### TASK STATEMENT
Reading the records below, find how many lines include the word "Jaune" and give that number alone.

━━━ GIVEN RECORDS ━━━

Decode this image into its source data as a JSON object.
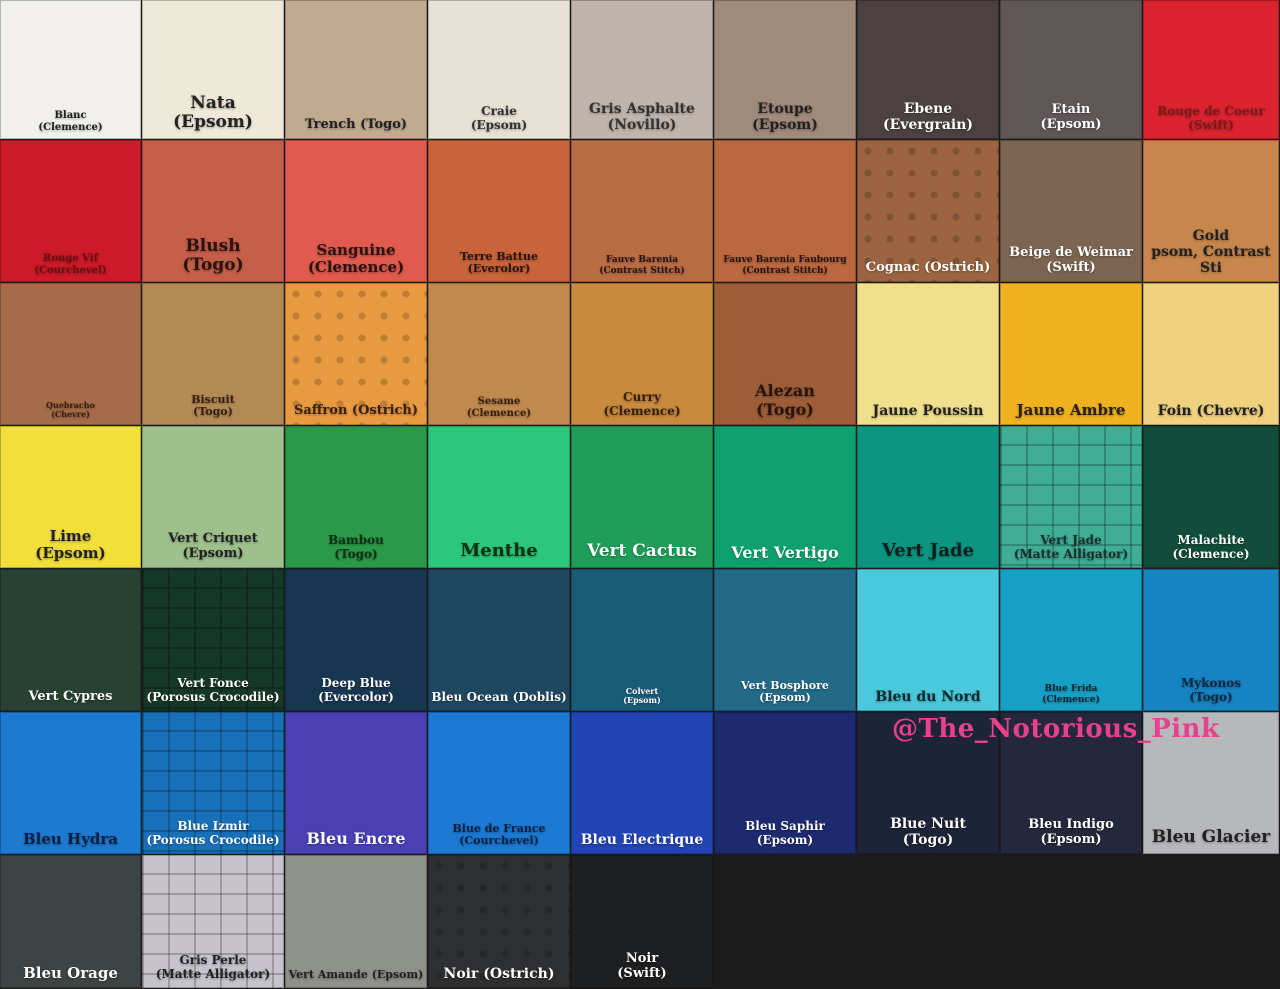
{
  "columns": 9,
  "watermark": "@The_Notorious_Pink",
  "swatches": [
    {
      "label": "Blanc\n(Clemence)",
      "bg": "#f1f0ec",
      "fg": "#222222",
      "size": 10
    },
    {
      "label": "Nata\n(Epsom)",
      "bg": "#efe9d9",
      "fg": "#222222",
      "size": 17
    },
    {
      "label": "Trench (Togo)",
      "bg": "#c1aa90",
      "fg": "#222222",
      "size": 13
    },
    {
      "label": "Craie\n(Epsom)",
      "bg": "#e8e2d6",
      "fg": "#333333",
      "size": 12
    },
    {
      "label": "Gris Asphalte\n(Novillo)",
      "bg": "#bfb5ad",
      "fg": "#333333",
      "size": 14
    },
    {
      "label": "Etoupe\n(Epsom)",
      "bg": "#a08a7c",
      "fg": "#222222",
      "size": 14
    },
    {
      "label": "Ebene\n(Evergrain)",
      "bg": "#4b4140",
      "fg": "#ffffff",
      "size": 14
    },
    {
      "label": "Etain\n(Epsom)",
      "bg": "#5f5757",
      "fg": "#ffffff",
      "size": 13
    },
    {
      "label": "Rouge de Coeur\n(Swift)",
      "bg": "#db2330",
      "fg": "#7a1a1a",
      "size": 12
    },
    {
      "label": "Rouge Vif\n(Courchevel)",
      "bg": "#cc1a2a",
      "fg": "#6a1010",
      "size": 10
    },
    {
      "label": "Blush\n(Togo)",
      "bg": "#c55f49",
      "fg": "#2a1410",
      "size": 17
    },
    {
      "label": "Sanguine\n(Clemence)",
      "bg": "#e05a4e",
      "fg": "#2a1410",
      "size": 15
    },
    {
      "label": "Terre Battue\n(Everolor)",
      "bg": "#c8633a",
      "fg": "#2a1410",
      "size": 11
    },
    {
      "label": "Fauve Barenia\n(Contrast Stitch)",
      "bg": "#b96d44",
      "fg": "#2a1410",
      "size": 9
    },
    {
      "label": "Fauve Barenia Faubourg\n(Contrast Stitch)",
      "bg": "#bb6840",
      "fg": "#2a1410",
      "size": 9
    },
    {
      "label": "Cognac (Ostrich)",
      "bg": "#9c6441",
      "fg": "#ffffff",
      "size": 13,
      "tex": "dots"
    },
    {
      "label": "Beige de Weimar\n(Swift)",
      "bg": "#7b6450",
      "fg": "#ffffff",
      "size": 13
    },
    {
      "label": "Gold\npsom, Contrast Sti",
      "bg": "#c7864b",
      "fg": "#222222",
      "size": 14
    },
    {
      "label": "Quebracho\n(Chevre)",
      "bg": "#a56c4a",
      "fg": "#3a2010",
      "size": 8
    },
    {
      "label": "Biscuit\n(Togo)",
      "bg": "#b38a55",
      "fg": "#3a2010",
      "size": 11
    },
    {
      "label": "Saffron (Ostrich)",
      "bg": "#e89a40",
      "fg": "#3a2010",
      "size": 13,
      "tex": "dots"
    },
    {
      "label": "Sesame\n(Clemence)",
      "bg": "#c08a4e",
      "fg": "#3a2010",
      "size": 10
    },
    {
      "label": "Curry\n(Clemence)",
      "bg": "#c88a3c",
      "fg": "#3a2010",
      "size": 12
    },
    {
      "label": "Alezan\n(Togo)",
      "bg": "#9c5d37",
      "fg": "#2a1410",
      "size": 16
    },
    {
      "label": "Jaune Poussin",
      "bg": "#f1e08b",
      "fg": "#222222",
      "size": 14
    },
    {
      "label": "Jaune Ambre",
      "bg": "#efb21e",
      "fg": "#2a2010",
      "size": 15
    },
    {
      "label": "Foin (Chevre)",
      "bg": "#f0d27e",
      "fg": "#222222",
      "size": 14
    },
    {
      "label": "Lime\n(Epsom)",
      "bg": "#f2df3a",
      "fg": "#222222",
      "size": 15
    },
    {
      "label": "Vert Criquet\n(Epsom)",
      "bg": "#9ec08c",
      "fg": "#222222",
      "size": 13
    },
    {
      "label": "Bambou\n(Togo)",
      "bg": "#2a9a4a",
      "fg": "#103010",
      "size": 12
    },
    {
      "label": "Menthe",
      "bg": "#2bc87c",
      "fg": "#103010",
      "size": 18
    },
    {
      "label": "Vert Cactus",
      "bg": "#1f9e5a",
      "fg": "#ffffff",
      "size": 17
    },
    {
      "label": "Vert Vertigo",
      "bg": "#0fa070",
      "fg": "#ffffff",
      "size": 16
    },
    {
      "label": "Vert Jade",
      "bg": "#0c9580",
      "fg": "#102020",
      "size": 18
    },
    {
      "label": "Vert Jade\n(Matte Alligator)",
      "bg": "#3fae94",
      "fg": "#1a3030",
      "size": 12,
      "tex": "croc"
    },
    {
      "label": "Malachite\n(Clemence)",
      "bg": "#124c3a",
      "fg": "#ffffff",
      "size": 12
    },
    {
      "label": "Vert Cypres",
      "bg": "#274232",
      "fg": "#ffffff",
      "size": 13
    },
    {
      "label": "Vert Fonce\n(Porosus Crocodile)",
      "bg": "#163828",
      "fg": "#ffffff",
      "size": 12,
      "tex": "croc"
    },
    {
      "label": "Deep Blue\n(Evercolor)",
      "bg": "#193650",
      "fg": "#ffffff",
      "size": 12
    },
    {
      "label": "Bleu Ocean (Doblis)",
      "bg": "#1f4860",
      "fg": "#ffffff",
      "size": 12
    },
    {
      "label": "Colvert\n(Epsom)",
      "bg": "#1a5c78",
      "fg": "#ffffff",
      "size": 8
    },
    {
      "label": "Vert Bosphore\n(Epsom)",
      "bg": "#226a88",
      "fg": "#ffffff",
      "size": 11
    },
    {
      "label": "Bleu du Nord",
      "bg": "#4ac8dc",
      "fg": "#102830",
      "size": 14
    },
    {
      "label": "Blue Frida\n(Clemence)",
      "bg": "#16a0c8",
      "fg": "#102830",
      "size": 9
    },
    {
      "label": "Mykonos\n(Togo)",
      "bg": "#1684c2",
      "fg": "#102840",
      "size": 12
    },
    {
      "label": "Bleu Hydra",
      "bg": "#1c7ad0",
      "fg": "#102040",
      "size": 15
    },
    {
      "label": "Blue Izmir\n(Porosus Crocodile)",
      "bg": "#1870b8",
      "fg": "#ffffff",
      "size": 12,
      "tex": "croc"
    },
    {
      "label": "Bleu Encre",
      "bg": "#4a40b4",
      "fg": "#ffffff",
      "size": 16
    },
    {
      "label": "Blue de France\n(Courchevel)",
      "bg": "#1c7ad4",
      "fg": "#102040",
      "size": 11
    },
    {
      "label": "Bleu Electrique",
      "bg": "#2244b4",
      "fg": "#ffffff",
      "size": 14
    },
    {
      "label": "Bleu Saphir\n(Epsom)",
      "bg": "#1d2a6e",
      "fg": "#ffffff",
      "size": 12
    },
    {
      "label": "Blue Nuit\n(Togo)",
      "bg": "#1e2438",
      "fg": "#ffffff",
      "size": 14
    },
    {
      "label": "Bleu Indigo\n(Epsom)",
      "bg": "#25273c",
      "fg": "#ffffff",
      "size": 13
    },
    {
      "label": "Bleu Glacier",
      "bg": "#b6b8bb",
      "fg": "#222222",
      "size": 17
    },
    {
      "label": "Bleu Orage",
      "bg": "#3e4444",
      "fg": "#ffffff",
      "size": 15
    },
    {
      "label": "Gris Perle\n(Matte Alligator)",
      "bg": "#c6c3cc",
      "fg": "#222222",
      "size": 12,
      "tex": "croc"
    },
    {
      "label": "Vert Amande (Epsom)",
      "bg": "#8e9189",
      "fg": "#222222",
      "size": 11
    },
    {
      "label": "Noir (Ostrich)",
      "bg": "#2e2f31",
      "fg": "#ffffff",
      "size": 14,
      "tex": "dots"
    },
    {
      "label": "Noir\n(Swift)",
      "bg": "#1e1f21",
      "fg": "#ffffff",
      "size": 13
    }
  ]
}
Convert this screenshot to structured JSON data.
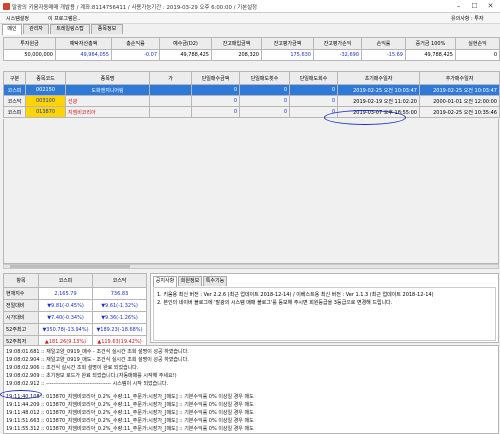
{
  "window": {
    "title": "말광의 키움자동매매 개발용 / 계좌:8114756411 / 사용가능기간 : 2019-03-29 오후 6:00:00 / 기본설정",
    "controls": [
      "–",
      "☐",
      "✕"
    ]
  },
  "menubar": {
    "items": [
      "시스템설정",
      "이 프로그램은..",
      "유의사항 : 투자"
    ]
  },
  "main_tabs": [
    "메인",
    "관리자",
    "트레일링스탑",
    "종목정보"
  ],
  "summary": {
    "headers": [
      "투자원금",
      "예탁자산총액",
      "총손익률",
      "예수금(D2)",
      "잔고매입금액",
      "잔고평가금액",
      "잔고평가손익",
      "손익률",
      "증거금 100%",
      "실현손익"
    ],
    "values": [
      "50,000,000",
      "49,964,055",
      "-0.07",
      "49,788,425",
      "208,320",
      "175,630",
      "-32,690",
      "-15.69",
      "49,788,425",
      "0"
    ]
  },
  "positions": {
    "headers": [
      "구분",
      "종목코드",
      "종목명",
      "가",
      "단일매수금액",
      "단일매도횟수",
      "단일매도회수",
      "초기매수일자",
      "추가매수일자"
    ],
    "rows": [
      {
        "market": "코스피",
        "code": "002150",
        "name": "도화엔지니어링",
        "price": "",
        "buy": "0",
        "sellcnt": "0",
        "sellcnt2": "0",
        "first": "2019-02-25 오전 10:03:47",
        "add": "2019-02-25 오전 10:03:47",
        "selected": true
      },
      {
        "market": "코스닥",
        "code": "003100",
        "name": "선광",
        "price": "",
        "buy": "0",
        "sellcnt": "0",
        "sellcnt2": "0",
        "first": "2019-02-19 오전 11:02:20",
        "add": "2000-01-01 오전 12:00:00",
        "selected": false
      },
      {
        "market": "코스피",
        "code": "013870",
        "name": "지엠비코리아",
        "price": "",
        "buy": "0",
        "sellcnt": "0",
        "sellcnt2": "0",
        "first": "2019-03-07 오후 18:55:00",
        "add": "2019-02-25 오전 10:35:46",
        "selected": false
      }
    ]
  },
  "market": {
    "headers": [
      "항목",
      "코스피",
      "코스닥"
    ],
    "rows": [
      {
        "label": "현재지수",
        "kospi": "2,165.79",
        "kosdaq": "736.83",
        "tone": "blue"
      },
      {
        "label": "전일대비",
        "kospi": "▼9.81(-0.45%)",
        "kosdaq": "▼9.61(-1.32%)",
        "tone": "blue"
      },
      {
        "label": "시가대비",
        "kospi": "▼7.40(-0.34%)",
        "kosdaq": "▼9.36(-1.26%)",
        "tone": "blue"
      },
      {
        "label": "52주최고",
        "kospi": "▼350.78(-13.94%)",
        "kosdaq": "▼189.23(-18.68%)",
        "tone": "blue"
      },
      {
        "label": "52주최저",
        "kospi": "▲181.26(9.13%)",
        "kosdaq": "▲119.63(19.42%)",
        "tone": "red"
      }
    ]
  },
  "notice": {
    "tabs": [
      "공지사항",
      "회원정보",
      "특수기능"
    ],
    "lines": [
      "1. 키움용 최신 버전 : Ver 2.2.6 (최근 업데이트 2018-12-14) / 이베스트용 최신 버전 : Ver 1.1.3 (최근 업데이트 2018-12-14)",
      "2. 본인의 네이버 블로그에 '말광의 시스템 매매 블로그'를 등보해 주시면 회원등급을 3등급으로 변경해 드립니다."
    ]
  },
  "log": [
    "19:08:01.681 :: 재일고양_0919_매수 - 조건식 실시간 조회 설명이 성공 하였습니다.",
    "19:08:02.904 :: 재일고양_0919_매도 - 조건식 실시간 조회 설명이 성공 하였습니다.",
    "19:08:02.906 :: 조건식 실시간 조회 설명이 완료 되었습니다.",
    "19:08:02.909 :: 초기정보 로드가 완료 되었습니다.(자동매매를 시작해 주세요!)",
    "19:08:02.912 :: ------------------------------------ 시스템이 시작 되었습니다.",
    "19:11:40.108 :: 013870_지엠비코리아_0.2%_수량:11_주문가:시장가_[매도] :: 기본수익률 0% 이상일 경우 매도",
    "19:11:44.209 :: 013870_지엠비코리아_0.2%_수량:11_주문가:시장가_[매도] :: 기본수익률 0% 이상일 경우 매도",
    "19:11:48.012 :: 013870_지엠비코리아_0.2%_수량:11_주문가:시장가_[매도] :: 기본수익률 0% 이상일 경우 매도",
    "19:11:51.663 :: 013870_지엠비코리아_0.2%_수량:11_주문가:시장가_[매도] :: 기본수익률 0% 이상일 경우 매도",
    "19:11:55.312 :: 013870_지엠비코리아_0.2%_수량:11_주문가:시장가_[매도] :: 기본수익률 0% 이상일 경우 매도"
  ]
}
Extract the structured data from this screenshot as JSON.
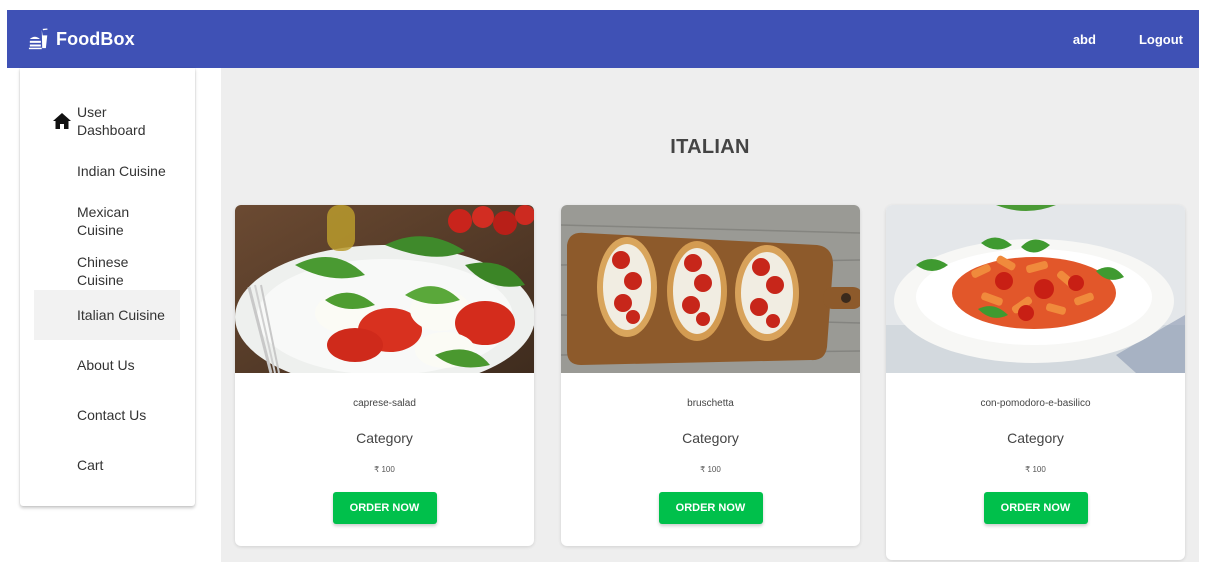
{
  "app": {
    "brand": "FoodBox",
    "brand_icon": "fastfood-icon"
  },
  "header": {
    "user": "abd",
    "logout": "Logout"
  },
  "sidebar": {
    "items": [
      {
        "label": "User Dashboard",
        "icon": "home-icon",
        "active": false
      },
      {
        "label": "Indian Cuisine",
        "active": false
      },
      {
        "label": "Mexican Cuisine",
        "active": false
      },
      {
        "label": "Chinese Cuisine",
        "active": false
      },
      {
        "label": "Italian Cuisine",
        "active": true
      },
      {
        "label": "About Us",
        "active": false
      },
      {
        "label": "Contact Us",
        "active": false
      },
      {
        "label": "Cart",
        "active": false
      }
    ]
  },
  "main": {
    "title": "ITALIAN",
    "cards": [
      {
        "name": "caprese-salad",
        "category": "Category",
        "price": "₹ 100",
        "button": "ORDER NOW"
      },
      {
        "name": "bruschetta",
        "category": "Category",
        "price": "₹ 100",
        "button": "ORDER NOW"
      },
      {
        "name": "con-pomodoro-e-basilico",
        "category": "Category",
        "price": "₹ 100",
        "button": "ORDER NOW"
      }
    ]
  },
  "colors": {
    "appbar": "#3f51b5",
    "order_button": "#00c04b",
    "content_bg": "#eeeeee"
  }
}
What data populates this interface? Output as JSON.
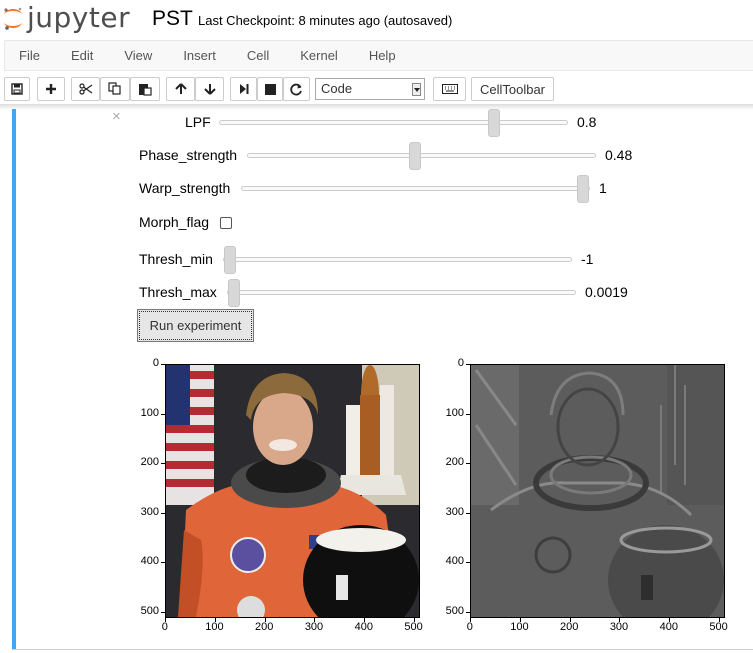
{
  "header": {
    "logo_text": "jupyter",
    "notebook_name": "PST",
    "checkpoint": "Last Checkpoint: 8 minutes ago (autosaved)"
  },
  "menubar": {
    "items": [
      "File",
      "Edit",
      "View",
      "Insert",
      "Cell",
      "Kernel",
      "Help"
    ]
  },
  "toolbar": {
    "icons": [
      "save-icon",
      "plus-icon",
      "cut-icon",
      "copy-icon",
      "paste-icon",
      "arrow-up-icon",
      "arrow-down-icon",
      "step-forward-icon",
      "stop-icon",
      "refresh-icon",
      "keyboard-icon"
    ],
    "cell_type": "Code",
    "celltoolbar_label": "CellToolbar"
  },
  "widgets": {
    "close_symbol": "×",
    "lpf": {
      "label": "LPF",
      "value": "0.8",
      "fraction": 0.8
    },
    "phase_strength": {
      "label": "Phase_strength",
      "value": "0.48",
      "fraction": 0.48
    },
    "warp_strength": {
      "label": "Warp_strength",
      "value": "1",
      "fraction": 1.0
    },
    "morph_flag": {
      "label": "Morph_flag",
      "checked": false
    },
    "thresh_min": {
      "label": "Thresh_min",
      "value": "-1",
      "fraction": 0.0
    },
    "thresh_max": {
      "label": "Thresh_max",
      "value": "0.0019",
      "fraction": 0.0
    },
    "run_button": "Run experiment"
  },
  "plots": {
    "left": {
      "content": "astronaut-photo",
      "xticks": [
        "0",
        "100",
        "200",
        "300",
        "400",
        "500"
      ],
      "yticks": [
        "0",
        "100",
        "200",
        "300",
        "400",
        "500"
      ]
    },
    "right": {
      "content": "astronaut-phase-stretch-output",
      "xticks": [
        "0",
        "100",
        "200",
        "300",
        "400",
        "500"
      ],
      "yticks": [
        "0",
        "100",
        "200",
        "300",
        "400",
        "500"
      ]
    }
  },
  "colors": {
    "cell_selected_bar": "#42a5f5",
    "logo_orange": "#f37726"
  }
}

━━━

### OUTPUT BELOW
2